Cox’s winning time would have earned fifth place at worlds, where Lilly King was disqualified in the preliminaries for a non-simultaneous touch.

Her coach, Carol Capitani of the University of Texas, said “not being able to do it for a whole year” propelled Cox.

“Because she perseveres and she knew she had a lot more left in her and she felt she was robbed,” Capitani said. “Sometimes those circumstances can not bring out the best in people, but I think that gave her a little extra edge.”

When Cox first found out about the positive test, she kept training.

“The whole time I was like, ‘It’s not going to be real. I don’t know why I’m going to be punished for something I never did,’” Cox said. “The second I got that call and realized I wasn’t going to nationals, I did take some time off. I just needed to mentally get away.”

She went to the lake with her family and turned her phone off.

In September she finally got back in the water.

“It’s hard to add more drive into her with her personality,” Capitani said. “It’s what she wakes up for every day. She knows her time is limited.
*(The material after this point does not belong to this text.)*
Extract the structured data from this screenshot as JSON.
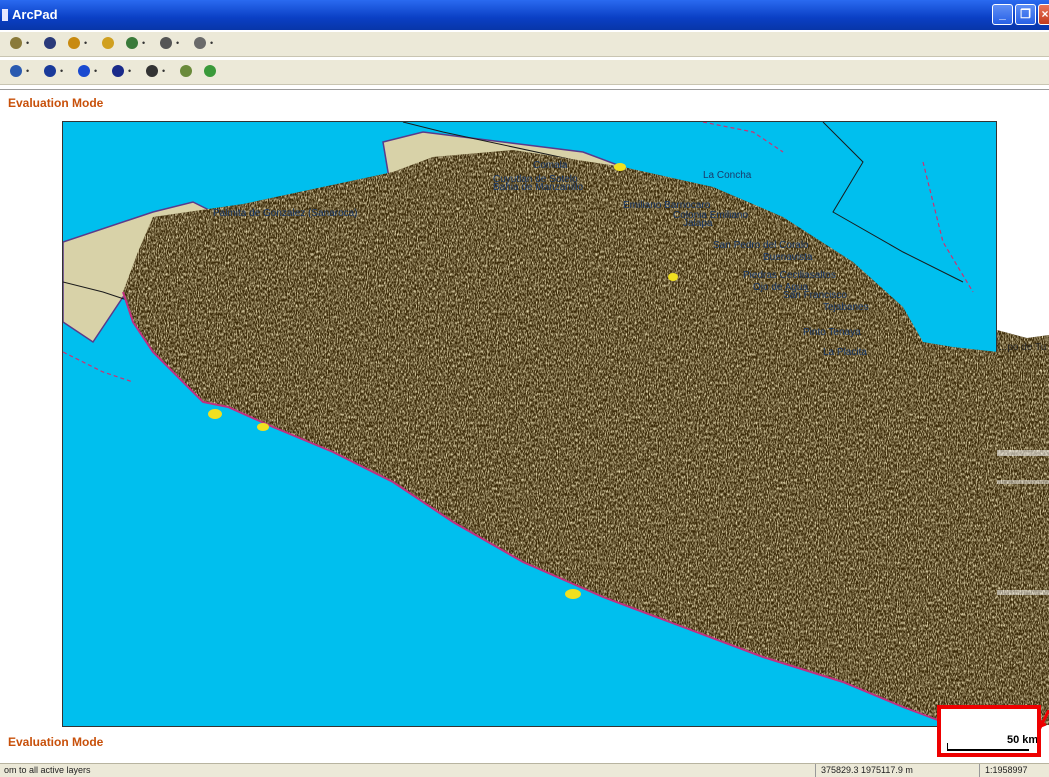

She knows she has a year left and she wants to make the most of it.”

Cox is applying to medical schools for fall 2020, which will probably be the end of her career.

If there is a silver lining to the doping experience, it’s that it didn’t happen in the Olympic year.

“If it’s going to happen one year,” Cox said, “I guess that is the year.”